§ EXERCISE BRIEF
Scan the material below, then work out how many of its lines contain the word "comment"; reply with that number only.

(INPUT DATA Opens)

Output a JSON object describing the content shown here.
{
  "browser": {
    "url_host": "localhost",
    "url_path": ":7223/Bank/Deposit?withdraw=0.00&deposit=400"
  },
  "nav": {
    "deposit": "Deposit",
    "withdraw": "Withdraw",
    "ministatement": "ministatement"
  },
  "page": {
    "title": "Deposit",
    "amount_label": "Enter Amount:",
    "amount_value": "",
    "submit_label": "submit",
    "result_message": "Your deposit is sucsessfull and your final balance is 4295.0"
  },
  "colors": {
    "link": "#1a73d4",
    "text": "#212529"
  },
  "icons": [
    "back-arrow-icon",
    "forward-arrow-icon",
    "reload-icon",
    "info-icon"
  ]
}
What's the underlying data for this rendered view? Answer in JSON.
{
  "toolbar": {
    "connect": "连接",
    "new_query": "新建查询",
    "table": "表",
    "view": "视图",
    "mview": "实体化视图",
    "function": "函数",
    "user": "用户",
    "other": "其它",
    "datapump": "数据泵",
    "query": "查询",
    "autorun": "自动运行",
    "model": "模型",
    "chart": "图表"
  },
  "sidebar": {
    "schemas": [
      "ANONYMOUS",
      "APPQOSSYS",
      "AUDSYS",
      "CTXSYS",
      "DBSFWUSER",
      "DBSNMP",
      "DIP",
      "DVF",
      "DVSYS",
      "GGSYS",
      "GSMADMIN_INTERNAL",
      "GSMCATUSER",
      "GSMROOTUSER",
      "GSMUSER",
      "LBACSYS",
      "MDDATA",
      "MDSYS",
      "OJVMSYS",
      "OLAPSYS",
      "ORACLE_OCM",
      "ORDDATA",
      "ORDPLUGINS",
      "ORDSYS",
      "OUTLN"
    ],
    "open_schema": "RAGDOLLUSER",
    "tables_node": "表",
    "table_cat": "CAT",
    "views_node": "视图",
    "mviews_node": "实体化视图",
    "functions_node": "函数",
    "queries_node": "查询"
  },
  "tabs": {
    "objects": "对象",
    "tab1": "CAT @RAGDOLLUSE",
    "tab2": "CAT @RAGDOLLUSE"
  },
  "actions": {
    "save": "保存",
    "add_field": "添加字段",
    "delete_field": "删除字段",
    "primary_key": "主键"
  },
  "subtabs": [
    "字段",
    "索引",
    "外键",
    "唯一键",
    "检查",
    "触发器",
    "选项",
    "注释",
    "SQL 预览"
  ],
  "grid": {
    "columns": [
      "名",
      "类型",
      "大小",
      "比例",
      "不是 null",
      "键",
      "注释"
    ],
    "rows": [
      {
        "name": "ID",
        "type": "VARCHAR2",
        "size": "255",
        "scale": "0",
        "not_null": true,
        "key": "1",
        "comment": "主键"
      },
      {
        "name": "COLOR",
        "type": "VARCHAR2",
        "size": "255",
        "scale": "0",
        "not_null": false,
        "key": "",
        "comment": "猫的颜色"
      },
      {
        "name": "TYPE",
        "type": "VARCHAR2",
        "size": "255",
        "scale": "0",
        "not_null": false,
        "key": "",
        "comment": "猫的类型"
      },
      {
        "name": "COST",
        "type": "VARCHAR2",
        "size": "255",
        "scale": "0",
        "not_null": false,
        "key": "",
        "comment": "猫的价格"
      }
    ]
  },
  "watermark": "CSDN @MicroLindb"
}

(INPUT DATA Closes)

§ SOLUTION FOR THIS EXERCISE
4